PHOENIX — John McCain, poised to capture the presidential nomination of the party of Barry Goldwater and Ronald Reagan, will renew his effort to convince wary conservatives that he's a worthy heir to those icons.
The Arizona senator's first campaign stop after his Super Tuesday success will be the Conservative Political Action Conference in Washington, an annual meeting of the disparate wings of American conservatism. McCain skipped the meeting last year in what some activists called a snub.
McCain will deliver a high-profile speech there Thursday, one he hopes will help overcome the mutual distrust that for years has plagued his relationship with many conservatives.
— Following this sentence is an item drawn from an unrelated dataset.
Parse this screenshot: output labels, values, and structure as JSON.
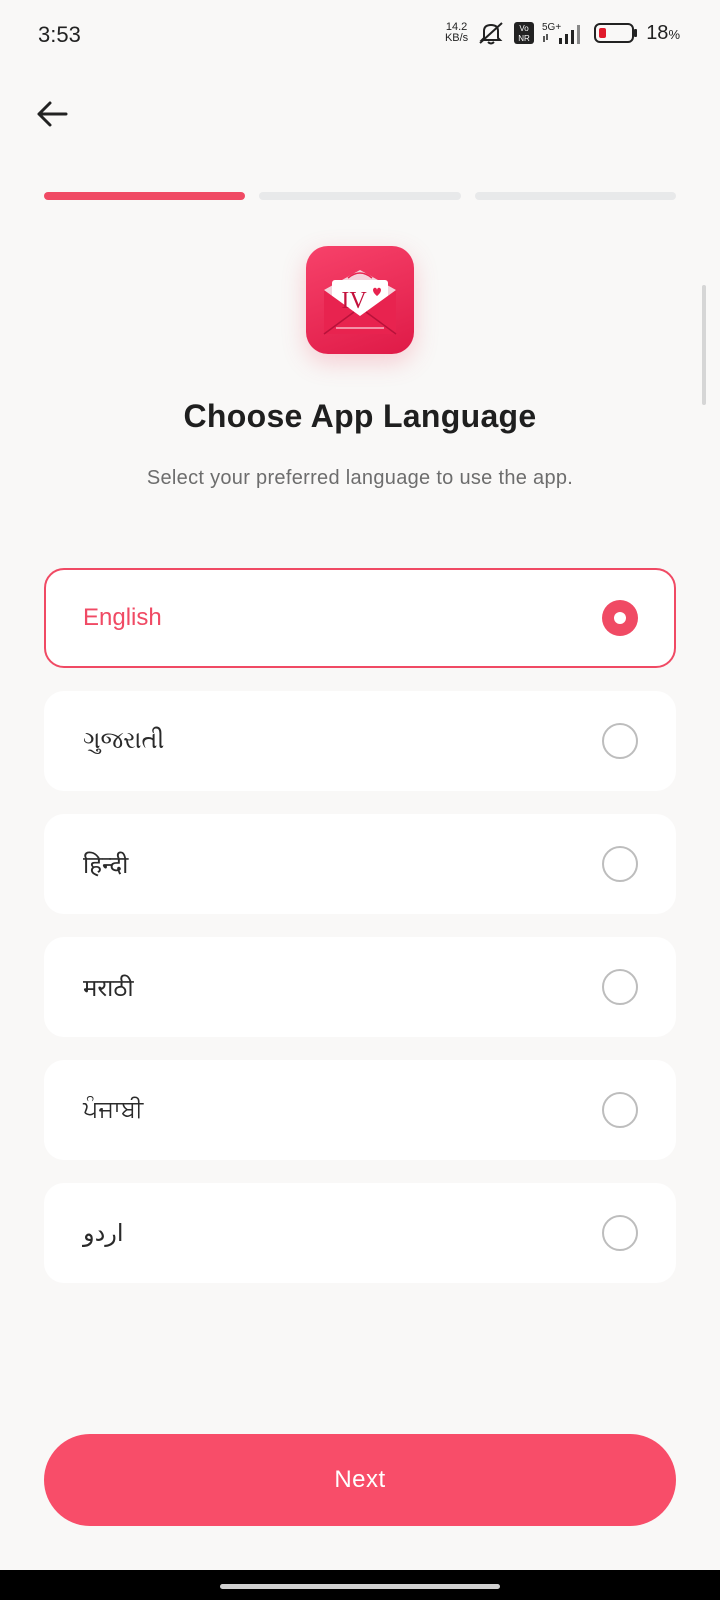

The problems stem from McCain's efforts on campaign-finance reform, climate change and immigration; his votes against President Bush's tax cuts; and his personal affronts, such as calling some social conservative leaders "agents of intolerance."
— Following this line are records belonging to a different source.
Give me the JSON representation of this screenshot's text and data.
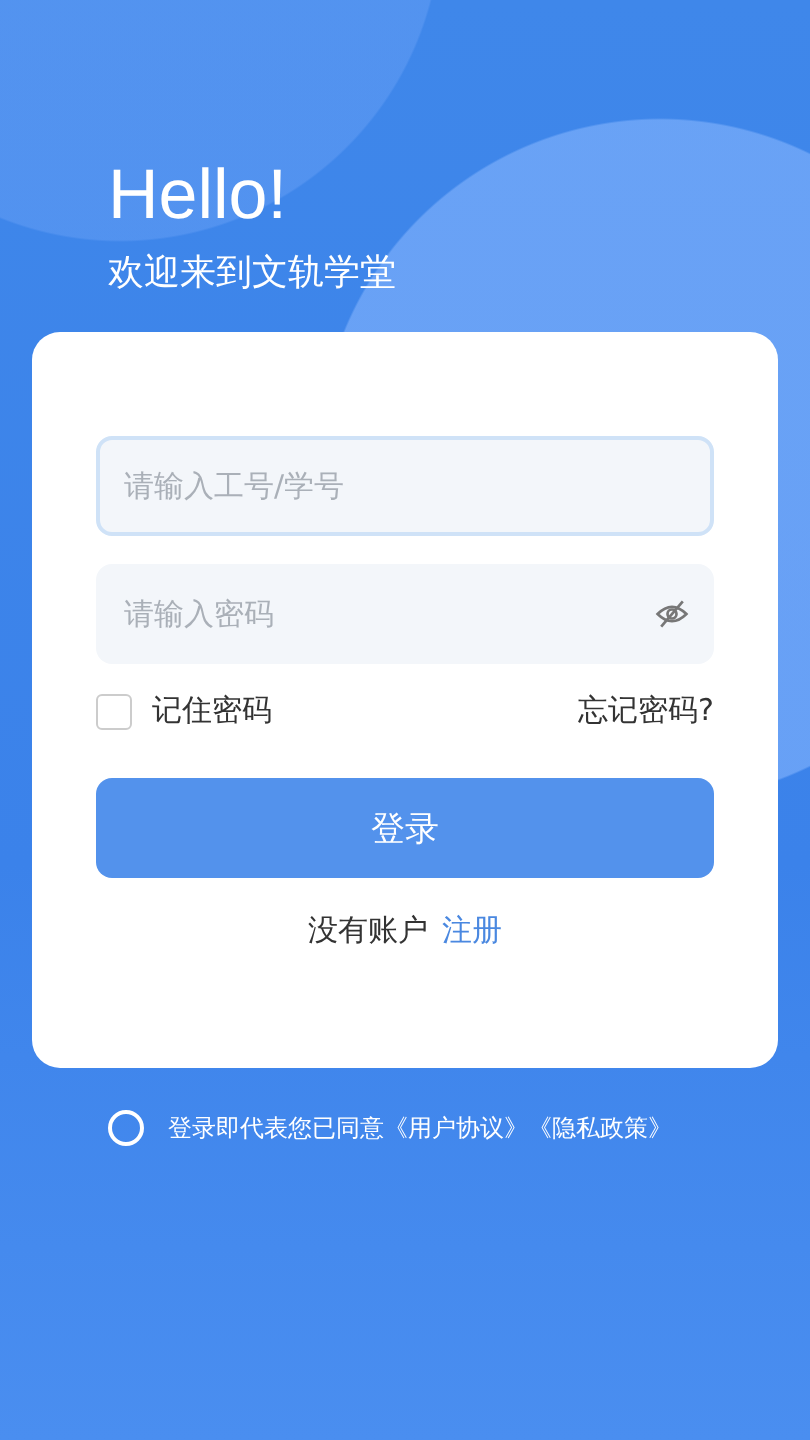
{
  "header": {
    "greeting": "Hello!",
    "subtitle": "欢迎来到文轨学堂"
  },
  "form": {
    "account": {
      "placeholder": "请输入工号/学号",
      "focused": true
    },
    "password": {
      "placeholder": "请输入密码",
      "focused": false
    },
    "remember": {
      "label": "记住密码",
      "checked": false
    },
    "forgot": "忘记密码?",
    "login_button": "登录",
    "register": {
      "prompt": "没有账户",
      "link": "注册"
    }
  },
  "agreement": {
    "checked": false,
    "text": "登录即代表您已同意",
    "links": [
      "《用户协议》",
      "《隐私政策》"
    ]
  }
}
Though such "maverick" stances made McCain a darling of the media and independent voters, it's a simple fact that a general-election victory without the enthusiasm of the Republican Party's grassroots base would be impossible.
"Some conservatives will accept reality," said Larry Sabato, a political scientist at the University of Virginia. "He's the nominee, and they're going to have to deal with him. ...Others will stand on principle or throw a temper tantrum."
As for McCain, he doesn't do contrition — at least he doesn't do it persuasively — so he won't apologize for where he parts company with conservatives on issues.
He'll tout his 83 percent lifetime rating from the American Conservative Union, the group sponsoring CPAC. He'll point out his agreements with conservatives on abortion, gun rights, judicial appointments, national security and government spending. He'll emphasize his belief that the Bush tax cuts should be extended. And he'll compare his White House plans with those of Democrats Hillary Clinton and Barack Obama.
"You want to come away with the fact that John McCain has broad agreement on major issues with the majority of conservatives in that room," said Charlie Black, a McCain strategist and former longtime board member of the ACU.
Still, an area of concern in an otherwise successful Super Tuesday for McCain was his tepid support from conservatives and evangelical Christians.
According to some exit polls, 42 percent of self-identified conservatives voted for former Massachusetts Gov. Mitt Romney, while 30 percent voted for McCain. Among evangelical Christians, McCain finished third at 29 percent, trailing Romney's 31 percent and former Arkansas Gov. Mike Huckabee's 34 percent.
Some conservatives, notably radio talk-show hosts led by Rush Limbaugh, have lambasted McCain in recent days, hoping to derail his campaign. Former Pennsylvania Sen. Rick Santorum, still popular among conservatives, labeled McCain unfit to be president. The deep-pocketed anti-tax group Club for Growth called McCain's record "tenuous."
James Dobson, the influential head of Focus on the Family, a Christian social-activist group, added to the pile-on Tuesday, saying he wouldn't vote if McCain is the GOP nominee.
"I am convinced Senator McCain is not a conservative, and in fact, has gone out of his way to stick his thumb in the eyes of those who are," Dobson said. Dobson has long been critical of McCain's opposition to a constitutional amendment banning gay marriage and his support of embryonic stem-cell research.
Besides Thursday's speech, McCain and his campaign surrogates are pushing back by focusing more on his conservative credentials. Speaking at a rally in New York City on Tuesday, McCain referred to Democrats as "the enemy." He invokes Ronald Reagan, the lodestar for modern conservatives, with a near manic frequency (at the last debate, he twice mentioned his role as "a foot soldier in Ronald Reagan's revolution").
The campaign also has rolled out endorsements from important social conservatives, such as Sens. Tom Coburn of Oklahoma and Sam Brownback of Kansas, and economic conservatives, including publisher Steve Forbes and former New York Rep. Jack Kemp.
In addition, McCain has forged a tacit alliance with Huckabee, who's popular among evangelical voters, that should help him win support from those voters if Huckabee joins forces with him in a general election campaign.
"It's clear on my record I'm the conservative in the race," McCain said Tuesday. "I've been in many campaigns, some of them pretty tough, and the party always comes together after we decide on a nominee. It's a legacy handed down to us by Ronald Reagan."
One influential social conservative, Chuck Hurley, the president of the Iowa Family Policy Center, said "it's a stretch" that McCain could assuage the concerns of social conservatives, but two things could help: "If he says, 'I was wrong, I'm sorry, please forgive me'" on the federal marriage amendment and embryonic stem-cell research. "That would be huge"
Yet Hurley conceded that if Clinton, who inspires a visceral reaction from conservatives, is the Democratic nominee, "a lot of conservatives will hold their noses and say two-thirds of a loaf is better than none" and vote for McCain.
"He cannot win a closely divided nation ... unless the conservative base works hard. The base makes phone calls — the base licks envelopes," Hurley said.